• THE PROBLEM: Return each line of the listing that has the word "location" in it.

• SUPPLIED RECORDS:
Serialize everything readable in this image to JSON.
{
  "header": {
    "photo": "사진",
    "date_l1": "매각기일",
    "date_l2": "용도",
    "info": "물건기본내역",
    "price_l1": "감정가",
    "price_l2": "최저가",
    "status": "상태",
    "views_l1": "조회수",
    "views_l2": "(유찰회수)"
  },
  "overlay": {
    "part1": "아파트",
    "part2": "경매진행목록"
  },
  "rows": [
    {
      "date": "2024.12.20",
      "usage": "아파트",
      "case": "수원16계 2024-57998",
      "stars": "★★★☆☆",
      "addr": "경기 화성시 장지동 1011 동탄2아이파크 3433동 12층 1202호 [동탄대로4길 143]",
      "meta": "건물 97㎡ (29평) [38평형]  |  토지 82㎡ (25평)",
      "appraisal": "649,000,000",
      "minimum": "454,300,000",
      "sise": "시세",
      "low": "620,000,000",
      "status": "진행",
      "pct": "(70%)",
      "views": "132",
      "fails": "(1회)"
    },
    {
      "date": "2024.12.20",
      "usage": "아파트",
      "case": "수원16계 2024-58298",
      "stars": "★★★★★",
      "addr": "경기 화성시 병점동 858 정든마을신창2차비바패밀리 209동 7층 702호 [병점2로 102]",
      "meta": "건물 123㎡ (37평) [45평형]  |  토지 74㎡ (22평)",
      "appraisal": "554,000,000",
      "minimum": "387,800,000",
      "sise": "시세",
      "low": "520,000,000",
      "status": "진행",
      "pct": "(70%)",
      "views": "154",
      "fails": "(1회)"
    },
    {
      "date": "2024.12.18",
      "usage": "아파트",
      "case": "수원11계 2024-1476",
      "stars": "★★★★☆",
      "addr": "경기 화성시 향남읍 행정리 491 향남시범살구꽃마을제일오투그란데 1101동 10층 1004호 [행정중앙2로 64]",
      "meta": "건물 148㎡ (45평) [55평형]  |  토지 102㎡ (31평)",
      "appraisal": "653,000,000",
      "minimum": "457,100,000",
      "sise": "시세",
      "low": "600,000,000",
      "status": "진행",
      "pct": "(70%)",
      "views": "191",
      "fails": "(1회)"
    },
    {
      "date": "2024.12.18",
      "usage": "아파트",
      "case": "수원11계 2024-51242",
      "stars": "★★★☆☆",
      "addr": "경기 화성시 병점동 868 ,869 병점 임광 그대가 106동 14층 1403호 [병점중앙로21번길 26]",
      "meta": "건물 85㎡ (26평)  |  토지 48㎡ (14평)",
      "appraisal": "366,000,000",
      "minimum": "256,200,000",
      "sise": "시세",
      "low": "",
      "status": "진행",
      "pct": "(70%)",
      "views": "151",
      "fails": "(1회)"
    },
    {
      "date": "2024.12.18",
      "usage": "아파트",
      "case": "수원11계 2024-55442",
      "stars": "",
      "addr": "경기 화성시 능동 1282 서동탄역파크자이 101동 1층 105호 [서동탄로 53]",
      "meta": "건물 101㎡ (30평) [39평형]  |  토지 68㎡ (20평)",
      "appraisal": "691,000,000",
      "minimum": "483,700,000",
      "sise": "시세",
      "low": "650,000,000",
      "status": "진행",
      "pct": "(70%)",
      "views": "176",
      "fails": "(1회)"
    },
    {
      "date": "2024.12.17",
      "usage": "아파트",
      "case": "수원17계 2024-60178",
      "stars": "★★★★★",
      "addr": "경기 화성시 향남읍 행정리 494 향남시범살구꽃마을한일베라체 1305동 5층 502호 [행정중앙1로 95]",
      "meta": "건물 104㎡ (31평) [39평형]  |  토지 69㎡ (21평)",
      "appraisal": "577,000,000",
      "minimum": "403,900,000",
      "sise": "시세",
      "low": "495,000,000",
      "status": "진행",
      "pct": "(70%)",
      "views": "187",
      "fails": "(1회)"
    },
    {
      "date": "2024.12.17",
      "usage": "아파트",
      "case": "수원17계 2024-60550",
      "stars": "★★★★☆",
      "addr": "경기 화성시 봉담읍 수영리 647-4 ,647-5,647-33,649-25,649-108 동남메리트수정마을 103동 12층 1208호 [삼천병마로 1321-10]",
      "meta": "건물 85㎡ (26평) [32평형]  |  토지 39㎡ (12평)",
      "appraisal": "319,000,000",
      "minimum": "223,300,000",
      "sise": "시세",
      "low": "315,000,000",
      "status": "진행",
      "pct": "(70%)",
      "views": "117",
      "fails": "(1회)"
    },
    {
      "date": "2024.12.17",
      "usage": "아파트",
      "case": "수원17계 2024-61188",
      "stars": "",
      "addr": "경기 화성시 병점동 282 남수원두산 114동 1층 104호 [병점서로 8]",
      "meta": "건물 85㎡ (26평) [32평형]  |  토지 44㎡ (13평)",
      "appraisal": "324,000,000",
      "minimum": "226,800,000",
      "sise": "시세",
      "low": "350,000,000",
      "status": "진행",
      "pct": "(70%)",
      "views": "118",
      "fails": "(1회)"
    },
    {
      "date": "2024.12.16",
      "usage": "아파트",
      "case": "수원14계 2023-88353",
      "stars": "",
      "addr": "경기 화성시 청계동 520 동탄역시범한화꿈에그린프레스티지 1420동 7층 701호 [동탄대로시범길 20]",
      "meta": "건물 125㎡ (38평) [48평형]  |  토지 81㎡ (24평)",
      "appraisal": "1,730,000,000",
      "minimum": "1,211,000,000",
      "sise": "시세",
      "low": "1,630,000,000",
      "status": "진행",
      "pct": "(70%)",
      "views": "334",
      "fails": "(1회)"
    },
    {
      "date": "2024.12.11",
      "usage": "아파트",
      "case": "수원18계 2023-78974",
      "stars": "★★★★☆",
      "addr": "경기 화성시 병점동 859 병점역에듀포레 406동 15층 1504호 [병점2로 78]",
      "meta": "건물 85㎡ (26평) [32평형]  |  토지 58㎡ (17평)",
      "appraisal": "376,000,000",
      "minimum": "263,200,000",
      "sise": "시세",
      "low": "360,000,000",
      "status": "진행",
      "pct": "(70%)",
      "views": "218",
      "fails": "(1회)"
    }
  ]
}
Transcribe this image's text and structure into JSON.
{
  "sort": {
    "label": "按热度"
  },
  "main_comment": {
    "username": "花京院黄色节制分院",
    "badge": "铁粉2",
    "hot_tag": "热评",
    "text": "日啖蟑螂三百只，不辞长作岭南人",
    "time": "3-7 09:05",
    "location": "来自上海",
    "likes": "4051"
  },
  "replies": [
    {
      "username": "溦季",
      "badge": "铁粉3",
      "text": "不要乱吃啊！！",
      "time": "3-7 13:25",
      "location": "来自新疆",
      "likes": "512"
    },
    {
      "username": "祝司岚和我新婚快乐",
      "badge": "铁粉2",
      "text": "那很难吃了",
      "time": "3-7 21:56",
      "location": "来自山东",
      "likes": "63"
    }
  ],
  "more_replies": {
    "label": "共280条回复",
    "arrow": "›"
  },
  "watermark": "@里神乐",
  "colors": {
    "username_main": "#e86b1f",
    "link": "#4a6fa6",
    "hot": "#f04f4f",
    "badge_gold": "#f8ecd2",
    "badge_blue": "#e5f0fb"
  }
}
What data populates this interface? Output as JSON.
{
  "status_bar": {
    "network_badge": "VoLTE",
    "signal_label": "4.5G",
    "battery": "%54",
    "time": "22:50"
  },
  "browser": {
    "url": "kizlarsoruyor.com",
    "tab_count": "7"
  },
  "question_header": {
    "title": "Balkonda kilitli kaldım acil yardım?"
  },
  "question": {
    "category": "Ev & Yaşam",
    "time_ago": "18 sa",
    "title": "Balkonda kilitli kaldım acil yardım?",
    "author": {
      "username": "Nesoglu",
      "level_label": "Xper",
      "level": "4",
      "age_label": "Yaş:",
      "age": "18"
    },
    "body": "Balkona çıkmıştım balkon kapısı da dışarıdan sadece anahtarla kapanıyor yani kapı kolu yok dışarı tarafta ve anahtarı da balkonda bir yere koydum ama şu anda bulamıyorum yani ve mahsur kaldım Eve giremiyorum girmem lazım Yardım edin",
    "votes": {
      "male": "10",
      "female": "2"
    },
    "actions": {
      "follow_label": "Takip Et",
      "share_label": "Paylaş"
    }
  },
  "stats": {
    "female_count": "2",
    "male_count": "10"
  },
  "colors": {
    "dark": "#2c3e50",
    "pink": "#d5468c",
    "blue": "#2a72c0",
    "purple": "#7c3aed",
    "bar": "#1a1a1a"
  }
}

• SOLUTION TO THIS PROBLEM:
    "location": "来自上海",
      "location": "来自新疆",
      "location": "来自山东",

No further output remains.